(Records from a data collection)
"""

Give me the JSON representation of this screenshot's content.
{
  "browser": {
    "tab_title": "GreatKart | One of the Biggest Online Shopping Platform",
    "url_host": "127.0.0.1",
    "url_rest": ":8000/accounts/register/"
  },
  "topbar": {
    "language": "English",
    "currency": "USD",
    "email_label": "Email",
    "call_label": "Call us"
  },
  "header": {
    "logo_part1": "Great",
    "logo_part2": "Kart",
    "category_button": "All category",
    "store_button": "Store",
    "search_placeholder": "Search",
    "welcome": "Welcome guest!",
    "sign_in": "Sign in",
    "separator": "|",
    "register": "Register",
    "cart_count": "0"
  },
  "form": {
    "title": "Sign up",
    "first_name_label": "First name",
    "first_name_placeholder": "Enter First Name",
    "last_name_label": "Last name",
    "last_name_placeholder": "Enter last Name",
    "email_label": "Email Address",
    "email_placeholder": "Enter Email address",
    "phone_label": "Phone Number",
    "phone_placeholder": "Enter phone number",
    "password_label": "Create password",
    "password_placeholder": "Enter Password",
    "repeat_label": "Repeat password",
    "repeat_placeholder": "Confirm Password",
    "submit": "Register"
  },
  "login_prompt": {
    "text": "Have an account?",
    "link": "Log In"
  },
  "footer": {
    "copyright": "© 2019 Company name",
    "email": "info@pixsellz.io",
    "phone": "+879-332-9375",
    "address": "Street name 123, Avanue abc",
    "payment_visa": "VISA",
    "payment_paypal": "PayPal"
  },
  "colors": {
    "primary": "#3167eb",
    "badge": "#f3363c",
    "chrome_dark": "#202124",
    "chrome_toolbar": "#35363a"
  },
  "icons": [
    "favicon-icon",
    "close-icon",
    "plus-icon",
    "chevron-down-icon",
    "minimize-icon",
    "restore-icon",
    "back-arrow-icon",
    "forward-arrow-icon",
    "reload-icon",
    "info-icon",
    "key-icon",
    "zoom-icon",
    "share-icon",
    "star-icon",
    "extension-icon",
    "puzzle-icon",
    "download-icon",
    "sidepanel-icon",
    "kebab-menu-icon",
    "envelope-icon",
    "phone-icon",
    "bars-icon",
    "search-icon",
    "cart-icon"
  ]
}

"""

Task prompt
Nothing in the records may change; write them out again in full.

Written solution
Give me the JSON representation of this screenshot's content.
{
  "browser": {
    "tab_title": "GreatKart | One of the Biggest Online Shopping Platform",
    "url_host": "127.0.0.1",
    "url_rest": ":8000/accounts/register/"
  },
  "topbar": {
    "language": "English",
    "currency": "USD",
    "email_label": "Email",
    "call_label": "Call us"
  },
  "header": {
    "logo_part1": "Great",
    "logo_part2": "Kart",
    "category_button": "All category",
    "store_button": "Store",
    "search_placeholder": "Search",
    "welcome": "Welcome guest!",
    "sign_in": "Sign in",
    "separator": "|",
    "register": "Register",
    "cart_count": "0"
  },
  "form": {
    "title": "Sign up",
    "first_name_label": "First name",
    "first_name_placeholder": "Enter First Name",
    "last_name_label": "Last name",
    "last_name_placeholder": "Enter last Name",
    "email_label": "Email Address",
    "email_placeholder": "Enter Email address",
    "phone_label": "Phone Number",
    "phone_placeholder": "Enter phone number",
    "password_label": "Create password",
    "password_placeholder": "Enter Password",
    "repeat_label": "Repeat password",
    "repeat_placeholder": "Confirm Password",
    "submit": "Register"
  },
  "login_prompt": {
    "text": "Have an account?",
    "link": "Log In"
  },
  "footer": {
    "copyright": "© 2019 Company name",
    "email": "info@pixsellz.io",
    "phone": "+879-332-9375",
    "address": "Street name 123, Avanue abc",
    "payment_visa": "VISA",
    "payment_paypal": "PayPal"
  },
  "colors": {
    "primary": "#3167eb",
    "badge": "#f3363c",
    "chrome_dark": "#202124",
    "chrome_toolbar": "#35363a"
  },
  "icons": [
    "favicon-icon",
    "close-icon",
    "plus-icon",
    "chevron-down-icon",
    "minimize-icon",
    "restore-icon",
    "back-arrow-icon",
    "forward-arrow-icon",
    "reload-icon",
    "info-icon",
    "key-icon",
    "zoom-icon",
    "share-icon",
    "star-icon",
    "extension-icon",
    "puzzle-icon",
    "download-icon",
    "sidepanel-icon",
    "kebab-menu-icon",
    "envelope-icon",
    "phone-icon",
    "bars-icon",
    "search-icon",
    "cart-icon"
  ]
}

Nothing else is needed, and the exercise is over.